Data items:
•••

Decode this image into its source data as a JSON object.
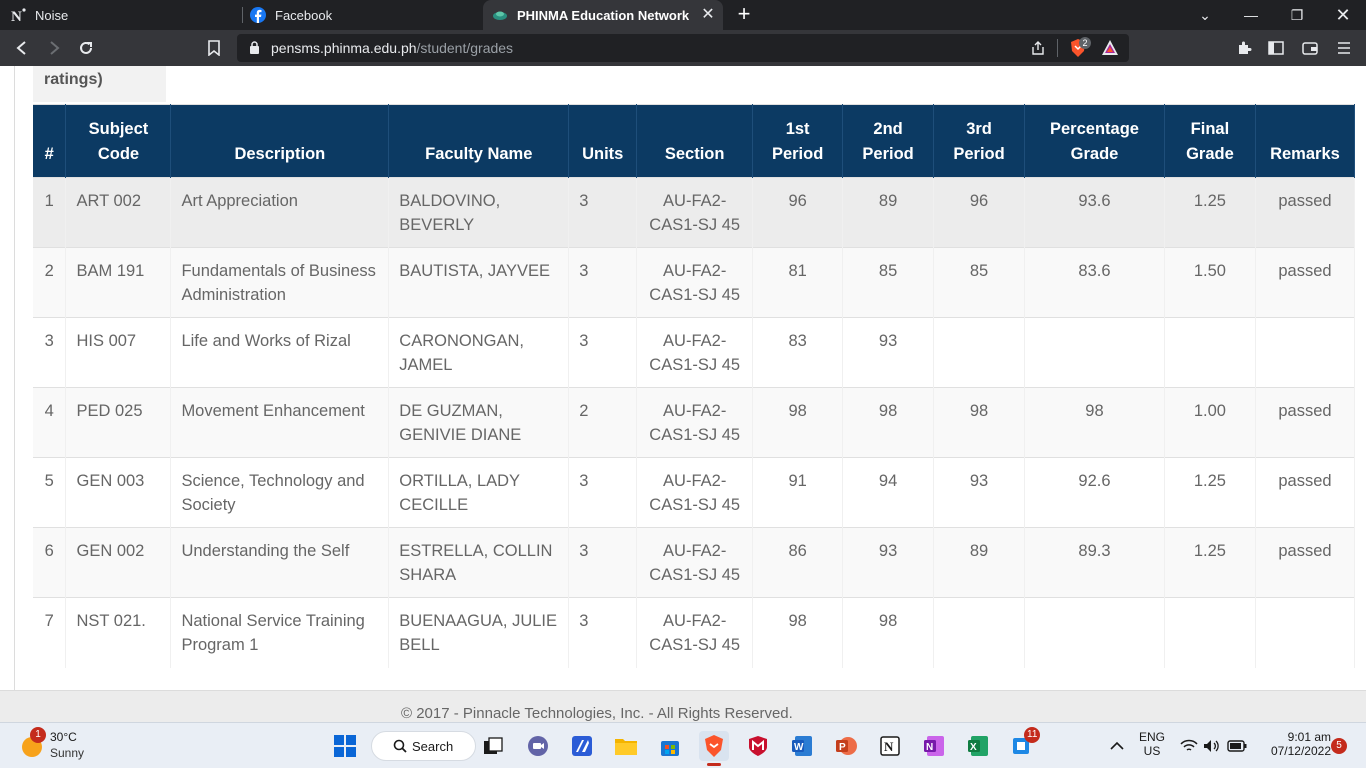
{
  "browser": {
    "tabs": [
      {
        "title": "Noise",
        "icon": "noise-n-icon"
      },
      {
        "title": "Facebook",
        "icon": "facebook-icon"
      },
      {
        "title": "PHINMA Education Network",
        "icon": "phinma-logo-icon",
        "active": true
      }
    ],
    "url_host": "pensms.phinma.edu.ph",
    "url_path": "/student/grades",
    "brave_badge": "2"
  },
  "page": {
    "legend_label": "ratings)",
    "columns": [
      "#",
      "Subject Code",
      "Description",
      "Faculty Name",
      "Units",
      "Section",
      "1st Period",
      "2nd Period",
      "3rd Period",
      "Percentage Grade",
      "Final Grade",
      "Remarks"
    ],
    "rows": [
      {
        "no": "1",
        "code": "ART 002",
        "description": "Art Appreciation",
        "faculty": "BALDOVINO, BEVERLY",
        "units": "3",
        "section": "AU-FA2-CAS1-SJ 45",
        "p1": "96",
        "p2": "89",
        "p3": "96",
        "percentage": "93.6",
        "final": "1.25",
        "remarks": "passed"
      },
      {
        "no": "2",
        "code": "BAM 191",
        "description": "Fundamentals of Business Administration",
        "faculty": "BAUTISTA, JAYVEE",
        "units": "3",
        "section": "AU-FA2-CAS1-SJ 45",
        "p1": "81",
        "p2": "85",
        "p3": "85",
        "percentage": "83.6",
        "final": "1.50",
        "remarks": "passed"
      },
      {
        "no": "3",
        "code": "HIS 007",
        "description": "Life and Works of Rizal",
        "faculty": "CARONONGAN, JAMEL",
        "units": "3",
        "section": "AU-FA2-CAS1-SJ 45",
        "p1": "83",
        "p2": "93",
        "p3": "",
        "percentage": "",
        "final": "",
        "remarks": ""
      },
      {
        "no": "4",
        "code": "PED 025",
        "description": "Movement Enhancement",
        "faculty": "DE GUZMAN, GENIVIE DIANE",
        "units": "2",
        "section": "AU-FA2-CAS1-SJ 45",
        "p1": "98",
        "p2": "98",
        "p3": "98",
        "percentage": "98",
        "final": "1.00",
        "remarks": "passed"
      },
      {
        "no": "5",
        "code": "GEN 003",
        "description": "Science, Technology and Society",
        "faculty": "ORTILLA, LADY CECILLE",
        "units": "3",
        "section": "AU-FA2-CAS1-SJ 45",
        "p1": "91",
        "p2": "94",
        "p3": "93",
        "percentage": "92.6",
        "final": "1.25",
        "remarks": "passed"
      },
      {
        "no": "6",
        "code": "GEN 002",
        "description": "Understanding the Self",
        "faculty": "ESTRELLA, COLLIN SHARA",
        "units": "3",
        "section": "AU-FA2-CAS1-SJ 45",
        "p1": "86",
        "p2": "93",
        "p3": "89",
        "percentage": "89.3",
        "final": "1.25",
        "remarks": "passed"
      },
      {
        "no": "7",
        "code": "NST 021.",
        "description": "National Service Training Program 1",
        "faculty": "BUENAAGUA, JULIE BELL",
        "units": "3",
        "section": "AU-FA2-CAS1-SJ 45",
        "p1": "98",
        "p2": "98",
        "p3": "",
        "percentage": "",
        "final": "",
        "remarks": ""
      }
    ],
    "footer": "© 2017 - Pinnacle Technologies, Inc. - All Rights Reserved."
  },
  "taskbar": {
    "weather_temp": "30°C",
    "weather_condition": "Sunny",
    "weather_badge": "1",
    "search_label": "Search",
    "teams_badge": "11",
    "language": "ENG",
    "region": "US",
    "time": "9:01 am",
    "date": "07/12/2022",
    "notification_count": "5"
  },
  "colors": {
    "header_bg": "#0c3a63",
    "header_text": "#ffffff",
    "row_shade": "#ececec",
    "row_text": "#666666"
  }
}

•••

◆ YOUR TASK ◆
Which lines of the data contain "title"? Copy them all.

◆ TASK SOLUTION ◆
        "title": "Noise",
        "title": "Facebook",
        "title": "PHINMA Education Network",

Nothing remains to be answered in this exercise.